### Directions for this task
Every record should be copied exactly, except that pictures are to be omitted.

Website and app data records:
···
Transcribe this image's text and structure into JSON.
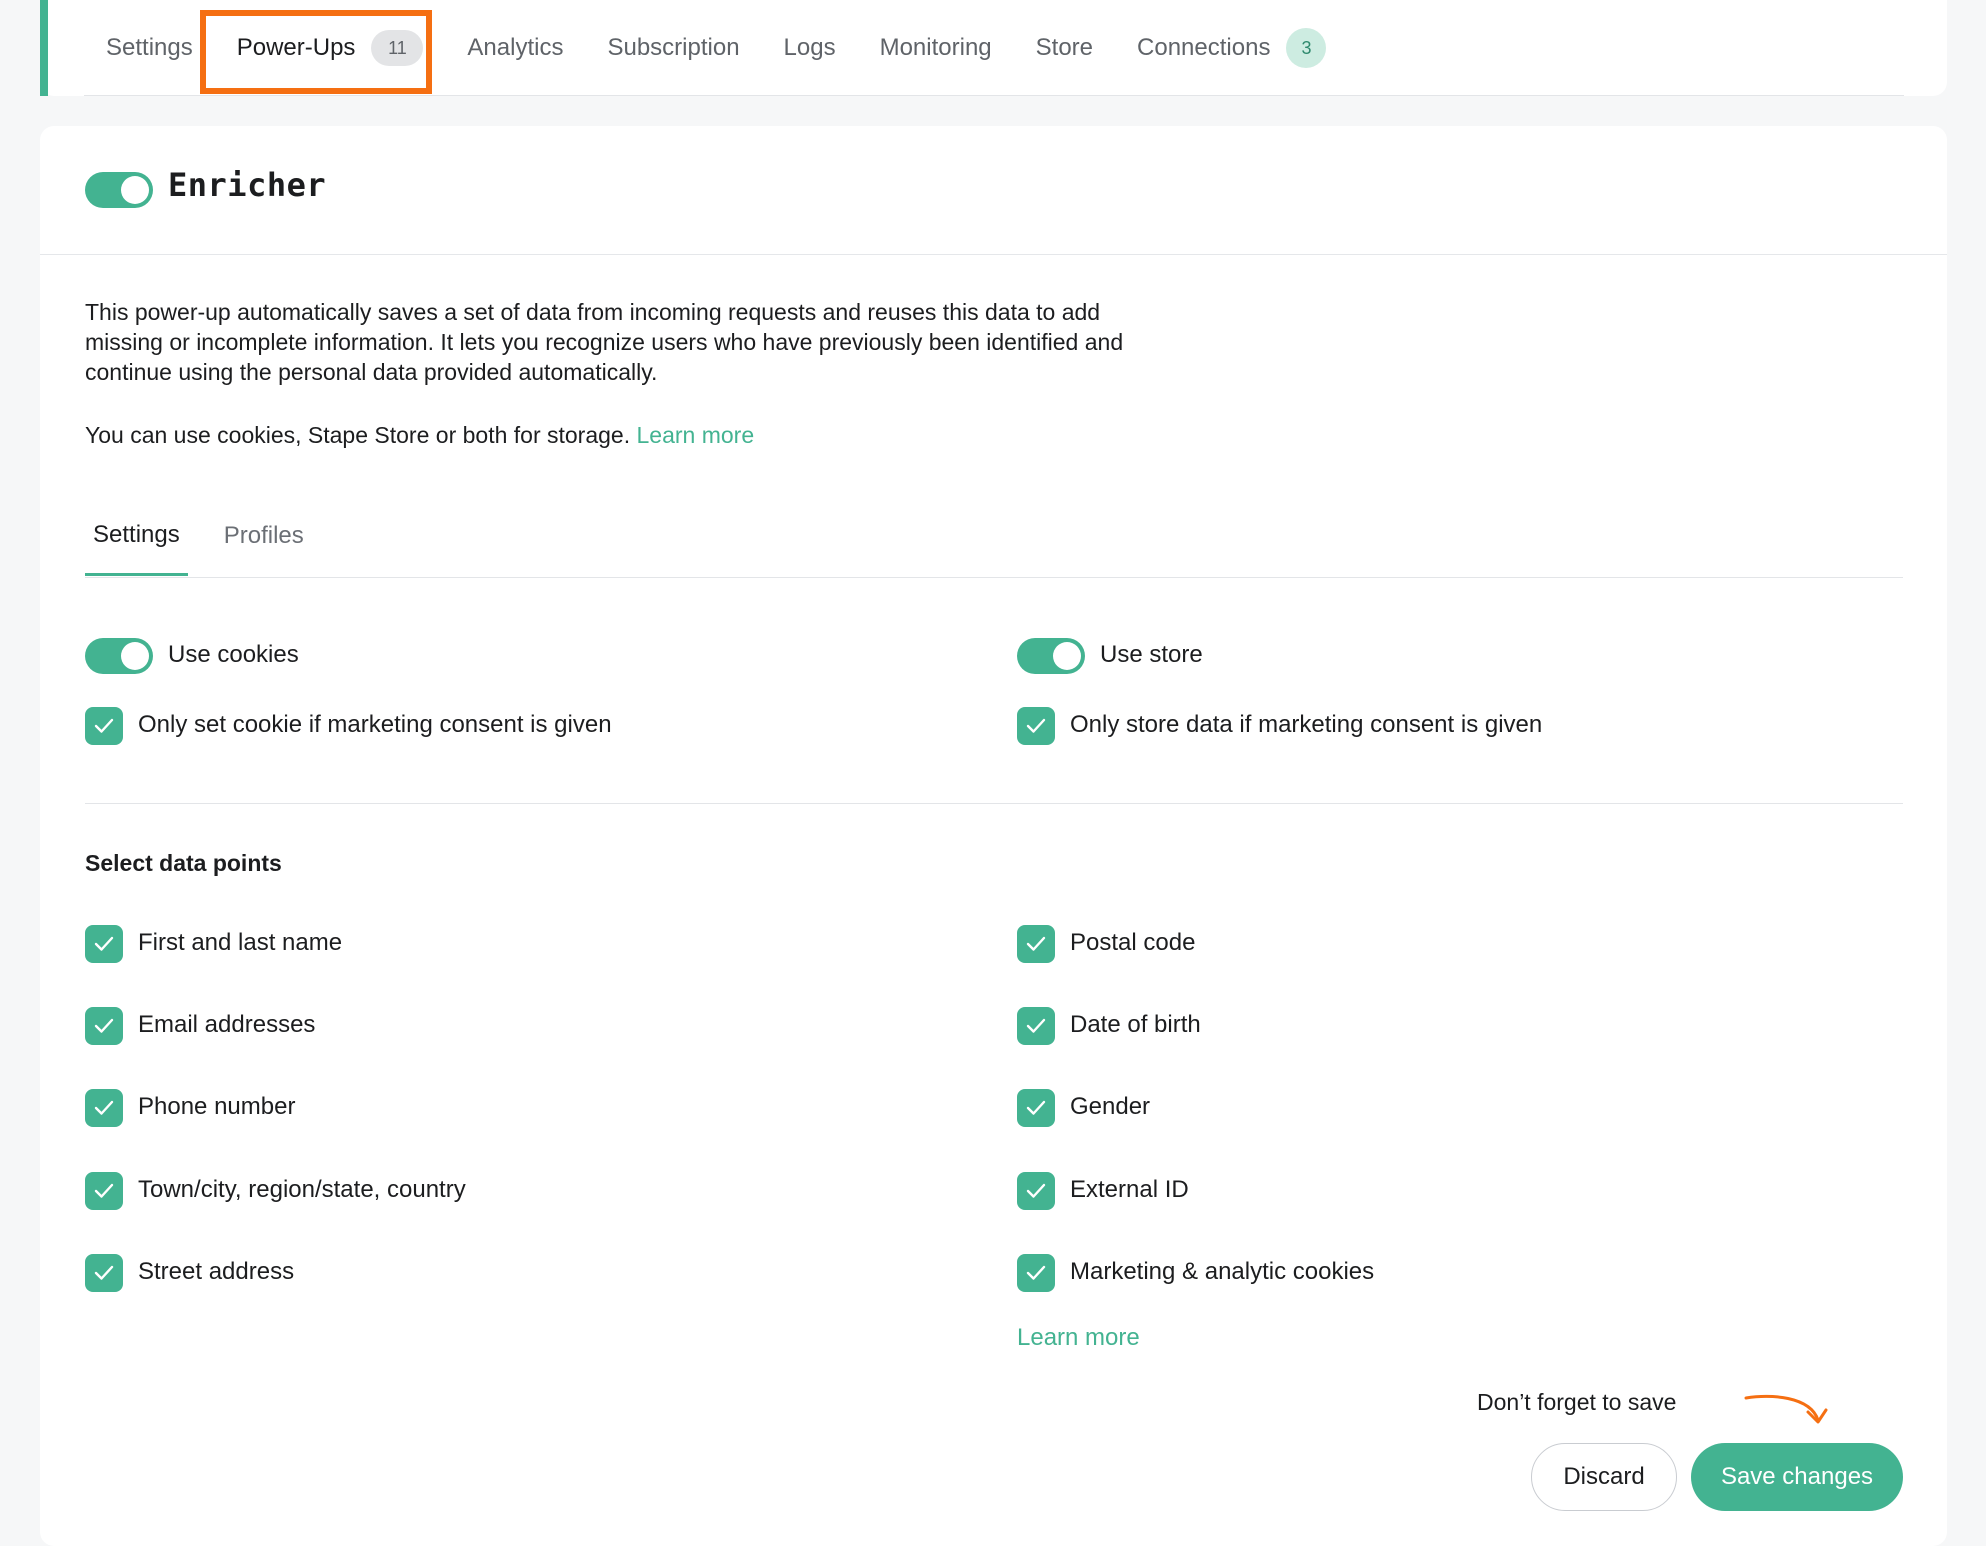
{
  "top_tabs": [
    {
      "label": "Settings"
    },
    {
      "label": "Power-Ups",
      "badge": "11"
    },
    {
      "label": "Analytics"
    },
    {
      "label": "Subscription"
    },
    {
      "label": "Logs"
    },
    {
      "label": "Monitoring"
    },
    {
      "label": "Store"
    },
    {
      "label": "Connections",
      "badge": "3"
    }
  ],
  "active_top_tab": "Power-Ups",
  "header": {
    "title": "Enricher",
    "enabled": true
  },
  "description": {
    "text": "This power-up automatically saves a set of data from incoming requests and reuses this data to add missing or incomplete information. It lets you recognize users who have previously been identified and continue using the personal data provided automatically.",
    "storage_text": "You can use cookies, Stape Store or both for storage.",
    "learn_more": "Learn more"
  },
  "sub_tabs": [
    {
      "label": "Settings"
    },
    {
      "label": "Profiles"
    }
  ],
  "active_sub_tab": "Settings",
  "storage": {
    "use_cookies": {
      "label": "Use cookies",
      "enabled": true
    },
    "cookie_consent": {
      "label": "Only set cookie if marketing consent is given",
      "checked": true
    },
    "use_store": {
      "label": "Use store",
      "enabled": true
    },
    "store_consent": {
      "label": "Only store data if marketing consent is given",
      "checked": true
    }
  },
  "data_points": {
    "title": "Select data points",
    "left": [
      {
        "label": "First and last name",
        "checked": true
      },
      {
        "label": "Email addresses",
        "checked": true
      },
      {
        "label": "Phone number",
        "checked": true
      },
      {
        "label": "Town/city, region/state, country",
        "checked": true
      },
      {
        "label": "Street address",
        "checked": true
      }
    ],
    "right": [
      {
        "label": "Postal code",
        "checked": true
      },
      {
        "label": "Date of birth",
        "checked": true
      },
      {
        "label": "Gender",
        "checked": true
      },
      {
        "label": "External ID",
        "checked": true
      },
      {
        "label": "Marketing & analytic cookies",
        "checked": true
      }
    ],
    "learn_more": "Learn more"
  },
  "footer": {
    "reminder": "Don’t forget to save",
    "discard_label": "Discard",
    "save_label": "Save changes"
  },
  "colors": {
    "accent": "#43b391",
    "highlight": "#f56f12"
  }
}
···
### Response area
Transcribe this image's text and structure into JSON.
{
  "top_tabs": [
    {
      "label": "Settings"
    },
    {
      "label": "Power-Ups",
      "badge": "11"
    },
    {
      "label": "Analytics"
    },
    {
      "label": "Subscription"
    },
    {
      "label": "Logs"
    },
    {
      "label": "Monitoring"
    },
    {
      "label": "Store"
    },
    {
      "label": "Connections",
      "badge": "3"
    }
  ],
  "active_top_tab": "Power-Ups",
  "header": {
    "title": "Enricher",
    "enabled": true
  },
  "description": {
    "text": "This power-up automatically saves a set of data from incoming requests and reuses this data to add missing or incomplete information. It lets you recognize users who have previously been identified and continue using the personal data provided automatically.",
    "storage_text": "You can use cookies, Stape Store or both for storage.",
    "learn_more": "Learn more"
  },
  "sub_tabs": [
    {
      "label": "Settings"
    },
    {
      "label": "Profiles"
    }
  ],
  "active_sub_tab": "Settings",
  "storage": {
    "use_cookies": {
      "label": "Use cookies",
      "enabled": true
    },
    "cookie_consent": {
      "label": "Only set cookie if marketing consent is given",
      "checked": true
    },
    "use_store": {
      "label": "Use store",
      "enabled": true
    },
    "store_consent": {
      "label": "Only store data if marketing consent is given",
      "checked": true
    }
  },
  "data_points": {
    "title": "Select data points",
    "left": [
      {
        "label": "First and last name",
        "checked": true
      },
      {
        "label": "Email addresses",
        "checked": true
      },
      {
        "label": "Phone number",
        "checked": true
      },
      {
        "label": "Town/city, region/state, country",
        "checked": true
      },
      {
        "label": "Street address",
        "checked": true
      }
    ],
    "right": [
      {
        "label": "Postal code",
        "checked": true
      },
      {
        "label": "Date of birth",
        "checked": true
      },
      {
        "label": "Gender",
        "checked": true
      },
      {
        "label": "External ID",
        "checked": true
      },
      {
        "label": "Marketing & analytic cookies",
        "checked": true
      }
    ],
    "learn_more": "Learn more"
  },
  "footer": {
    "reminder": "Don’t forget to save",
    "discard_label": "Discard",
    "save_label": "Save changes"
  },
  "colors": {
    "accent": "#43b391",
    "highlight": "#f56f12"
  }
}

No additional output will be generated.